Memories of Harper and Truman with Lawrence resident Kay Wells, 7 p.m. Thursday, Lawrence Public Library Auditorium, 707 Vt. Registration requested.
Dole Institute Forum with Alex Heard, author of “The Eyes of Willie McGee: A Tragedy of Race, Sex and Secrets in the Jim Crow South,” 7:30 p.m. April 20, Dole Institute of Politics, 2350 Petefish Drive
“Struggle and Resilience: Kansas During the Great Depression,” presentation by Lorraine Madway of Wichita State University, 2 p.m. April 23, Watkins Community Museum, 1047 Mass.
Read Across Lawrence Finale: “The World According to Atticus,” presentation by Stephen McAllister, 7 p.m. April 28, Historic Douglas County Courthouse, 1100 Mass.
New York Times bestselling author Charles Shields has spent years of his life researching and writing about the life of “To Kill a Mockingbird” author Harper Lee.
He spent a few hours Thursday evening with Lawrence residents talking about the American novelist as part of the 2011 Read Across Lawrence Kickoff. Shields, who’s written the bestseller “Mockingbird: A Portrait of Harper Lee” and “I Am Scout,” a biography of Lee, addressed a full auditorium at Lawrence Public Library, 707 Vt.
“I’m very much in favor of these one-book, one-community reads,” Shields said. “I see it as a great unifier and if I’m asked to come, I’ll be there. ”
Read Across Lawrence, an annual event sponsored by a number of local businesses, selects one literary work for the community to read together. This year’s book is Lee’s novel. Rachel Smalter Hall, director of adult programs for the library, helped organize this year’s events.
“The turnout was fantastic,” she said. “Everyone I told had these positive memories of reading it when they were younger or had heard good things about it.”
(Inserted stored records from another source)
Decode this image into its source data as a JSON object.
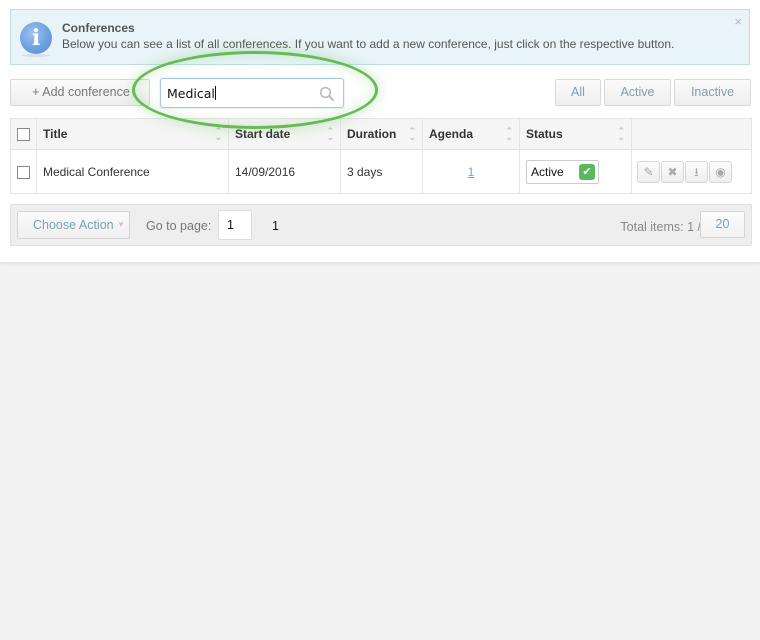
{
  "info": {
    "title": "Conferences",
    "text": "Below you can see a list of all conferences. If you want to add a new conference, just click on the respective button.",
    "close": "×",
    "icon": "info-icon"
  },
  "toolbar": {
    "add_label": "+ Add conference",
    "search_value": "Medical",
    "filters": [
      "All",
      "Active",
      "Inactive"
    ]
  },
  "table": {
    "columns": [
      "Title",
      "Start date",
      "Duration",
      "Agenda",
      "Status",
      ""
    ],
    "rows": [
      {
        "title": "Medical Conference",
        "start_date": "14/09/2016",
        "duration": "3 days",
        "agenda": "1",
        "status": "Active",
        "actions": [
          "edit-icon",
          "delete-icon",
          "download-icon",
          "view-icon"
        ]
      }
    ]
  },
  "footer": {
    "choose_action": "Choose Action",
    "goto_label": "Go to page:",
    "goto_value": "1",
    "page_count": "1",
    "total_label": "Total items: 1 /",
    "per_page": "20"
  },
  "colors": {
    "accent": "#6fa4c4",
    "highlight_ellipse": "#66bb55",
    "status_active": "#5cb85c"
  }
}
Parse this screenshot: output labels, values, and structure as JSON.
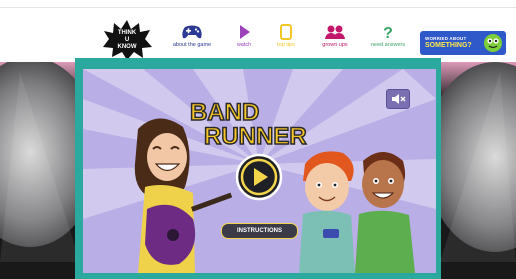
{
  "logo": {
    "text": "THINK U KNOW"
  },
  "nav": [
    {
      "label": "about the game",
      "icon": "gamepad-icon",
      "color": "#2d3a93"
    },
    {
      "label": "watch",
      "icon": "play-triangle-icon",
      "color": "#9a44b8"
    },
    {
      "label": "top tips",
      "icon": "phone-icon",
      "color": "#f0c629"
    },
    {
      "label": "grown ups",
      "icon": "people-icon",
      "color": "#c2186b"
    },
    {
      "label": "need answers",
      "icon": "question-mark-icon",
      "color": "#3aa364"
    }
  ],
  "worried": {
    "line1": "WORRIED ABOUT",
    "line2": "SOMETHING?",
    "color": "#2f59c8"
  },
  "game": {
    "title_line1": "BAND",
    "title_line2": "RUNNER",
    "instructions_label": "INSTRUCTIONS",
    "frame_color": "#2ba99f",
    "bg_color": "#b9aee5"
  }
}
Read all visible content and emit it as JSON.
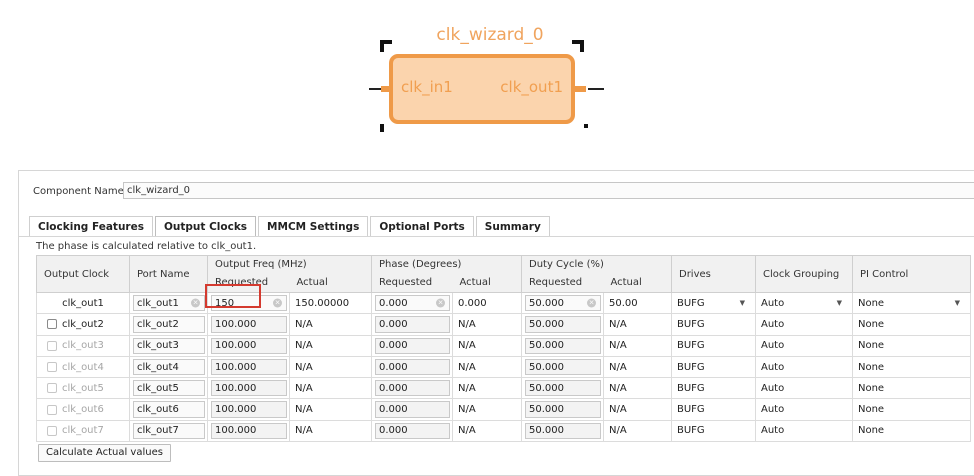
{
  "diagram": {
    "ip_name": "clk_wizard_0",
    "input_pin": "clk_in1",
    "output_pin": "clk_out1"
  },
  "component": {
    "label": "Component Name",
    "value": "clk_wizard_0"
  },
  "tabs": [
    "Clocking Features",
    "Output Clocks",
    "MMCM Settings",
    "Optional Ports",
    "Summary"
  ],
  "active_tab": "Output Clocks",
  "note": "The phase is calculated relative to clk_out1.",
  "table": {
    "headers": {
      "output_clock": "Output Clock",
      "port_name": "Port Name",
      "freq_group": "Output Freq (MHz)",
      "phase_group": "Phase (Degrees)",
      "duty_group": "Duty Cycle (%)",
      "requested": "Requested",
      "actual": "Actual",
      "drives": "Drives",
      "clock_grouping": "Clock Grouping",
      "pi_control": "PI Control"
    },
    "rows": [
      {
        "clock": "clk_out1",
        "port": "clk_out1",
        "freq_req": "150",
        "freq_act": "150.00000",
        "phase_req": "0.000",
        "phase_act": "0.000",
        "duty_req": "50.000",
        "duty_act": "50.00",
        "drives": "BUFG",
        "grouping": "Auto",
        "pi": "None"
      },
      {
        "clock": "clk_out2",
        "port": "clk_out2",
        "freq_req": "100.000",
        "freq_act": "N/A",
        "phase_req": "0.000",
        "phase_act": "N/A",
        "duty_req": "50.000",
        "duty_act": "N/A",
        "drives": "BUFG",
        "grouping": "Auto",
        "pi": "None"
      },
      {
        "clock": "clk_out3",
        "port": "clk_out3",
        "freq_req": "100.000",
        "freq_act": "N/A",
        "phase_req": "0.000",
        "phase_act": "N/A",
        "duty_req": "50.000",
        "duty_act": "N/A",
        "drives": "BUFG",
        "grouping": "Auto",
        "pi": "None"
      },
      {
        "clock": "clk_out4",
        "port": "clk_out4",
        "freq_req": "100.000",
        "freq_act": "N/A",
        "phase_req": "0.000",
        "phase_act": "N/A",
        "duty_req": "50.000",
        "duty_act": "N/A",
        "drives": "BUFG",
        "grouping": "Auto",
        "pi": "None"
      },
      {
        "clock": "clk_out5",
        "port": "clk_out5",
        "freq_req": "100.000",
        "freq_act": "N/A",
        "phase_req": "0.000",
        "phase_act": "N/A",
        "duty_req": "50.000",
        "duty_act": "N/A",
        "drives": "BUFG",
        "grouping": "Auto",
        "pi": "None"
      },
      {
        "clock": "clk_out6",
        "port": "clk_out6",
        "freq_req": "100.000",
        "freq_act": "N/A",
        "phase_req": "0.000",
        "phase_act": "N/A",
        "duty_req": "50.000",
        "duty_act": "N/A",
        "drives": "BUFG",
        "grouping": "Auto",
        "pi": "None"
      },
      {
        "clock": "clk_out7",
        "port": "clk_out7",
        "freq_req": "100.000",
        "freq_act": "N/A",
        "phase_req": "0.000",
        "phase_act": "N/A",
        "duty_req": "50.000",
        "duty_act": "N/A",
        "drives": "BUFG",
        "grouping": "Auto",
        "pi": "None"
      }
    ]
  },
  "calc_button": "Calculate Actual values",
  "colors": {
    "ip_fill": "#fbd4ad",
    "ip_border": "#ef9a48",
    "highlight": "#d43a2f"
  },
  "icons": {
    "clear": "clear-circle-icon",
    "dropdown": "dropdown-arrow-icon",
    "checkbox": "checkbox-icon"
  }
}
Shields injected humor and insight into the book he said that about two-thirds of American high schools use in their curriculums. In writing “Mockingbird: A Portrait of Harper Lee,” Shields interviewed more than 600 people, allowing him to paint a comprehensive picture of the famous author’s life.
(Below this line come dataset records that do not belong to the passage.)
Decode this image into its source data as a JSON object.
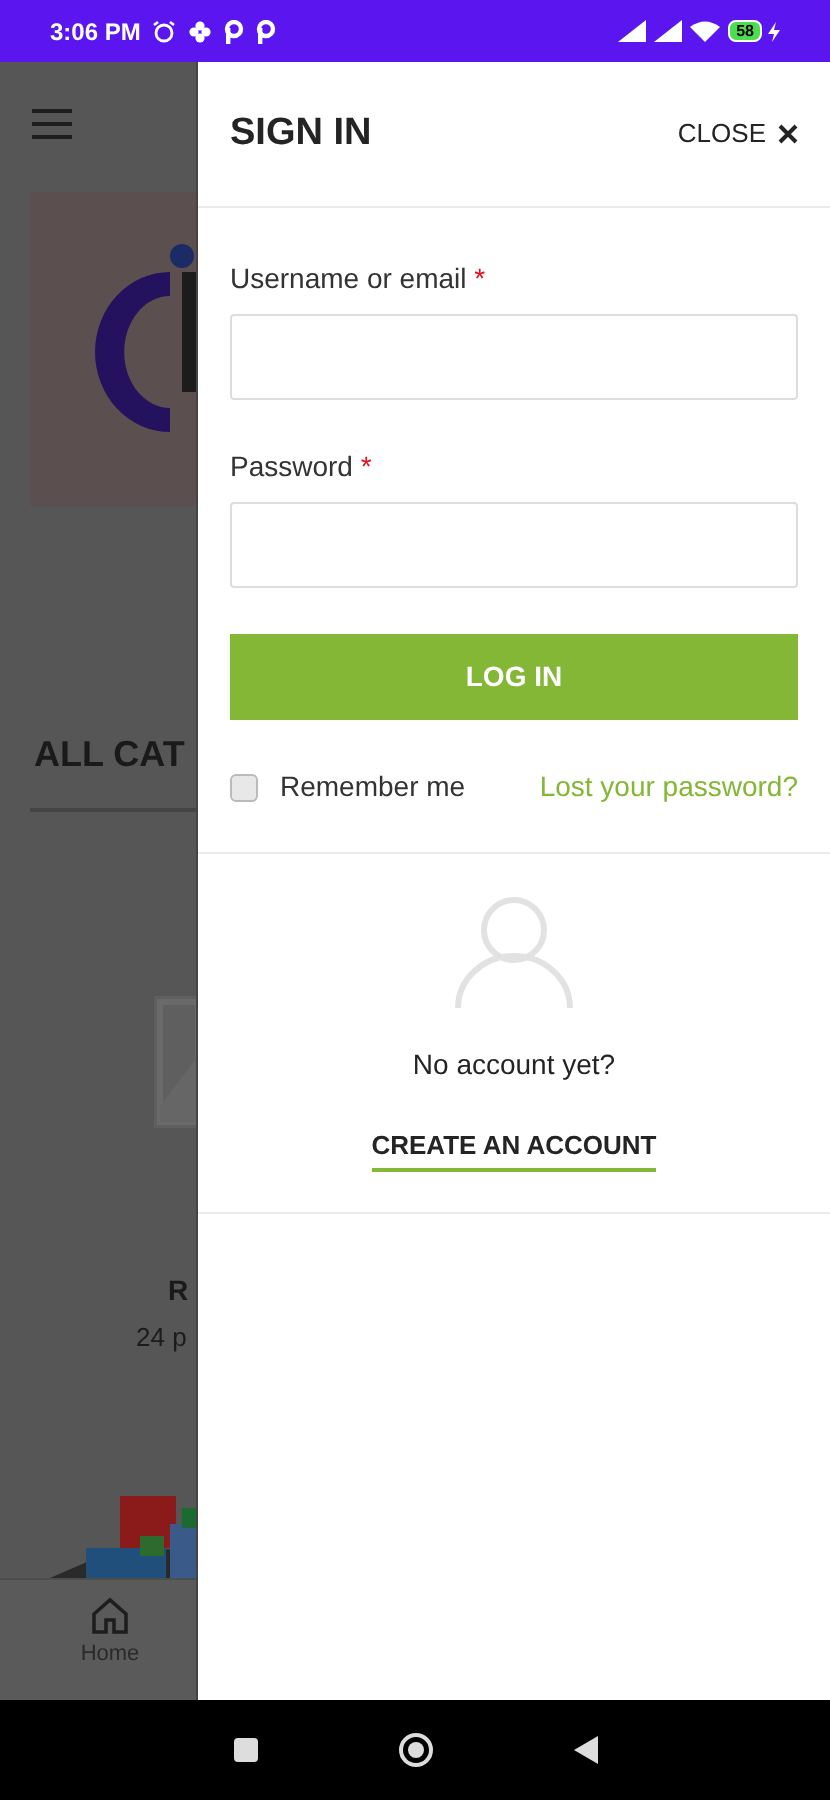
{
  "status_bar": {
    "time": "3:06 PM",
    "battery": "58"
  },
  "background_page": {
    "heading": "ALL CAT",
    "category_name": "R",
    "category_count": "24 p",
    "nav_label": "Home"
  },
  "drawer": {
    "title": "SIGN IN",
    "close_label": "CLOSE",
    "fields": [
      {
        "label": "Username or email",
        "required_mark": "*"
      },
      {
        "label": "Password",
        "required_mark": "*"
      }
    ],
    "login_button": "LOG IN",
    "remember": {
      "label": "Remember me",
      "checked": false
    },
    "lost_password": "Lost your password?",
    "no_account": "No account yet?",
    "create_account": "CREATE AN ACCOUNT"
  }
}
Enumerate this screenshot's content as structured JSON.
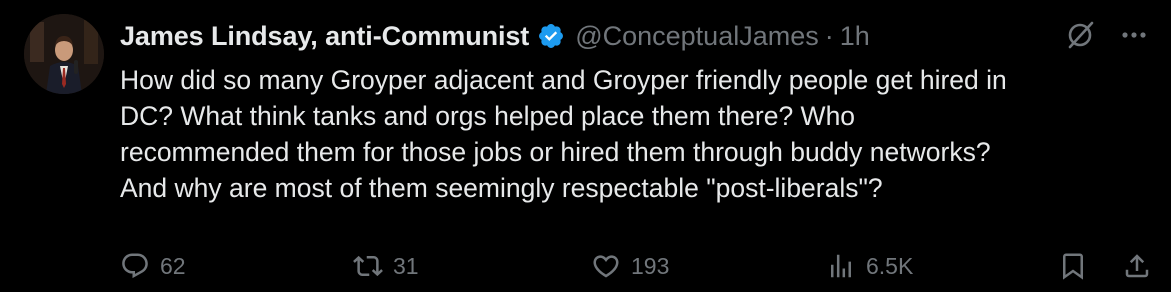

Discussion sessions will take place throughout the month. Richard Noggle, an English instructor at KU, has gotten involved with the discussions through Twitter using the #TKAMB hashtag.
Thursday’s kickoff event was just one of several planned locally for the rest of the month. Shields, who’s speaking at the high schools while in Lawrence, said people often read “To Kill a Mockingbird” for the way it highlights important social issues.
“It addresses one of the most important questions posed to human beings, which is how do you get along with people who are different,” Shields said. “It’s something we all wrestle with.”